Information shown section start
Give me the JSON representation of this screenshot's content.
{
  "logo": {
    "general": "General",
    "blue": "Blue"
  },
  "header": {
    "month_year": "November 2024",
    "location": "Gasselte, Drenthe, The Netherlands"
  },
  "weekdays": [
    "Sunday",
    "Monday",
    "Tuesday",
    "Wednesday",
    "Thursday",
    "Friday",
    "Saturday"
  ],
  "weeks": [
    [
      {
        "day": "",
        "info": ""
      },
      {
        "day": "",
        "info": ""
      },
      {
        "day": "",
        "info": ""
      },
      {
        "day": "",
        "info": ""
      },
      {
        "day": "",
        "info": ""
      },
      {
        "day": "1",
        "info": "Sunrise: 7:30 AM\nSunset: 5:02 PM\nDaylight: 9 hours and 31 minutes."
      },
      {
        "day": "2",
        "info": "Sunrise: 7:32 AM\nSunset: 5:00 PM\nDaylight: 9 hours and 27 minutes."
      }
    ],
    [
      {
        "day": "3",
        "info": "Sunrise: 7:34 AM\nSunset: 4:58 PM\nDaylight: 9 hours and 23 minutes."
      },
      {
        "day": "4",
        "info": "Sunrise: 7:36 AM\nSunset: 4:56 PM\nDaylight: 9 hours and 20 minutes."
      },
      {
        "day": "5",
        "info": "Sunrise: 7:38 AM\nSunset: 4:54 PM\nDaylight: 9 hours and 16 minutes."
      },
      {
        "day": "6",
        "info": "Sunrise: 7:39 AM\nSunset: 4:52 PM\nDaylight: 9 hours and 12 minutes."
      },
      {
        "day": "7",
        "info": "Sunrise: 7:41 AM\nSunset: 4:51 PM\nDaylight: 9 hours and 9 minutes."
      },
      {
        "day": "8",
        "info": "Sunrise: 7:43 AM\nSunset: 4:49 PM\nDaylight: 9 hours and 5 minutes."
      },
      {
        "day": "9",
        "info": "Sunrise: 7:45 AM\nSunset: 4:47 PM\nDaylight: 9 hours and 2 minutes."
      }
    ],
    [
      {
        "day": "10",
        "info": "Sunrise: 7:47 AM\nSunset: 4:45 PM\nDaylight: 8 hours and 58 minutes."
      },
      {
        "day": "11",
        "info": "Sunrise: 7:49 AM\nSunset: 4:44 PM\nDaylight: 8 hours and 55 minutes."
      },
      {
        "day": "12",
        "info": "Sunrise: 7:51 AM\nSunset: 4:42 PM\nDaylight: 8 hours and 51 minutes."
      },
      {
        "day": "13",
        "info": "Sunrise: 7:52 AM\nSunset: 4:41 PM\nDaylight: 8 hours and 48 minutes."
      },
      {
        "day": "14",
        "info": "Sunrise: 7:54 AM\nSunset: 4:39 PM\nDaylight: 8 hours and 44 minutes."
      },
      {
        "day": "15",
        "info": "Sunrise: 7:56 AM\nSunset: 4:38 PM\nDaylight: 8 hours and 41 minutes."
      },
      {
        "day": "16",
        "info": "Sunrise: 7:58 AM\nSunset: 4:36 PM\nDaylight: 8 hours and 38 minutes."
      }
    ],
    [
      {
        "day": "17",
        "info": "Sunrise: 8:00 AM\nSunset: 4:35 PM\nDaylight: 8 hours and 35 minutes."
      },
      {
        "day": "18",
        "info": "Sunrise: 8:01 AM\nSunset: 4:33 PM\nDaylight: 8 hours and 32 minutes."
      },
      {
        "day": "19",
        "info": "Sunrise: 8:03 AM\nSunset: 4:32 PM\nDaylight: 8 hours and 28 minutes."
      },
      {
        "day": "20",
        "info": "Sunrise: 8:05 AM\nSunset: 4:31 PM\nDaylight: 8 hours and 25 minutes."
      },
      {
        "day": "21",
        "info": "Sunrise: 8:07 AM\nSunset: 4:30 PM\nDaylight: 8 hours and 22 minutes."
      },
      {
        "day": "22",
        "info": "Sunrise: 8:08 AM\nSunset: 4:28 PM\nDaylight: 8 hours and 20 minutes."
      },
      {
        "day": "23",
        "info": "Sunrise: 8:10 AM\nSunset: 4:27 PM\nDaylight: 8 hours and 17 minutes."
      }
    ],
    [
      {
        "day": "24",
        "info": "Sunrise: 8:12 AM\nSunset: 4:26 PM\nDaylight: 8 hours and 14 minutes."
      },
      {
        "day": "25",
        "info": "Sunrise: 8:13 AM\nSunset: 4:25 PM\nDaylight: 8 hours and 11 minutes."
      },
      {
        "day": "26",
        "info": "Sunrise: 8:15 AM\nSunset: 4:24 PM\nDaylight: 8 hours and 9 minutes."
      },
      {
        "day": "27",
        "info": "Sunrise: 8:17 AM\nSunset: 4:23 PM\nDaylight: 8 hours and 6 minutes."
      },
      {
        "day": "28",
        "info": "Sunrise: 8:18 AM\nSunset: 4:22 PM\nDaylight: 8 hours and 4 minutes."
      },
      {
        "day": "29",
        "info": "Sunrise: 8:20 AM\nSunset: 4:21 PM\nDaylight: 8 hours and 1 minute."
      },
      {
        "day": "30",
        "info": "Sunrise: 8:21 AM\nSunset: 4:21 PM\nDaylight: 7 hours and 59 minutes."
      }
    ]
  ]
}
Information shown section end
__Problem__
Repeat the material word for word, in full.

__Task solution__
Give me the JSON representation of this screenshot's content.
{
  "logo": {
    "general": "General",
    "blue": "Blue"
  },
  "header": {
    "month_year": "November 2024",
    "location": "Gasselte, Drenthe, The Netherlands"
  },
  "weekdays": [
    "Sunday",
    "Monday",
    "Tuesday",
    "Wednesday",
    "Thursday",
    "Friday",
    "Saturday"
  ],
  "weeks": [
    [
      {
        "day": "",
        "info": ""
      },
      {
        "day": "",
        "info": ""
      },
      {
        "day": "",
        "info": ""
      },
      {
        "day": "",
        "info": ""
      },
      {
        "day": "",
        "info": ""
      },
      {
        "day": "1",
        "info": "Sunrise: 7:30 AM\nSunset: 5:02 PM\nDaylight: 9 hours and 31 minutes."
      },
      {
        "day": "2",
        "info": "Sunrise: 7:32 AM\nSunset: 5:00 PM\nDaylight: 9 hours and 27 minutes."
      }
    ],
    [
      {
        "day": "3",
        "info": "Sunrise: 7:34 AM\nSunset: 4:58 PM\nDaylight: 9 hours and 23 minutes."
      },
      {
        "day": "4",
        "info": "Sunrise: 7:36 AM\nSunset: 4:56 PM\nDaylight: 9 hours and 20 minutes."
      },
      {
        "day": "5",
        "info": "Sunrise: 7:38 AM\nSunset: 4:54 PM\nDaylight: 9 hours and 16 minutes."
      },
      {
        "day": "6",
        "info": "Sunrise: 7:39 AM\nSunset: 4:52 PM\nDaylight: 9 hours and 12 minutes."
      },
      {
        "day": "7",
        "info": "Sunrise: 7:41 AM\nSunset: 4:51 PM\nDaylight: 9 hours and 9 minutes."
      },
      {
        "day": "8",
        "info": "Sunrise: 7:43 AM\nSunset: 4:49 PM\nDaylight: 9 hours and 5 minutes."
      },
      {
        "day": "9",
        "info": "Sunrise: 7:45 AM\nSunset: 4:47 PM\nDaylight: 9 hours and 2 minutes."
      }
    ],
    [
      {
        "day": "10",
        "info": "Sunrise: 7:47 AM\nSunset: 4:45 PM\nDaylight: 8 hours and 58 minutes."
      },
      {
        "day": "11",
        "info": "Sunrise: 7:49 AM\nSunset: 4:44 PM\nDaylight: 8 hours and 55 minutes."
      },
      {
        "day": "12",
        "info": "Sunrise: 7:51 AM\nSunset: 4:42 PM\nDaylight: 8 hours and 51 minutes."
      },
      {
        "day": "13",
        "info": "Sunrise: 7:52 AM\nSunset: 4:41 PM\nDaylight: 8 hours and 48 minutes."
      },
      {
        "day": "14",
        "info": "Sunrise: 7:54 AM\nSunset: 4:39 PM\nDaylight: 8 hours and 44 minutes."
      },
      {
        "day": "15",
        "info": "Sunrise: 7:56 AM\nSunset: 4:38 PM\nDaylight: 8 hours and 41 minutes."
      },
      {
        "day": "16",
        "info": "Sunrise: 7:58 AM\nSunset: 4:36 PM\nDaylight: 8 hours and 38 minutes."
      }
    ],
    [
      {
        "day": "17",
        "info": "Sunrise: 8:00 AM\nSunset: 4:35 PM\nDaylight: 8 hours and 35 minutes."
      },
      {
        "day": "18",
        "info": "Sunrise: 8:01 AM\nSunset: 4:33 PM\nDaylight: 8 hours and 32 minutes."
      },
      {
        "day": "19",
        "info": "Sunrise: 8:03 AM\nSunset: 4:32 PM\nDaylight: 8 hours and 28 minutes."
      },
      {
        "day": "20",
        "info": "Sunrise: 8:05 AM\nSunset: 4:31 PM\nDaylight: 8 hours and 25 minutes."
      },
      {
        "day": "21",
        "info": "Sunrise: 8:07 AM\nSunset: 4:30 PM\nDaylight: 8 hours and 22 minutes."
      },
      {
        "day": "22",
        "info": "Sunrise: 8:08 AM\nSunset: 4:28 PM\nDaylight: 8 hours and 20 minutes."
      },
      {
        "day": "23",
        "info": "Sunrise: 8:10 AM\nSunset: 4:27 PM\nDaylight: 8 hours and 17 minutes."
      }
    ],
    [
      {
        "day": "24",
        "info": "Sunrise: 8:12 AM\nSunset: 4:26 PM\nDaylight: 8 hours and 14 minutes."
      },
      {
        "day": "25",
        "info": "Sunrise: 8:13 AM\nSunset: 4:25 PM\nDaylight: 8 hours and 11 minutes."
      },
      {
        "day": "26",
        "info": "Sunrise: 8:15 AM\nSunset: 4:24 PM\nDaylight: 8 hours and 9 minutes."
      },
      {
        "day": "27",
        "info": "Sunrise: 8:17 AM\nSunset: 4:23 PM\nDaylight: 8 hours and 6 minutes."
      },
      {
        "day": "28",
        "info": "Sunrise: 8:18 AM\nSunset: 4:22 PM\nDaylight: 8 hours and 4 minutes."
      },
      {
        "day": "29",
        "info": "Sunrise: 8:20 AM\nSunset: 4:21 PM\nDaylight: 8 hours and 1 minute."
      },
      {
        "day": "30",
        "info": "Sunrise: 8:21 AM\nSunset: 4:21 PM\nDaylight: 7 hours and 59 minutes."
      }
    ]
  ]
}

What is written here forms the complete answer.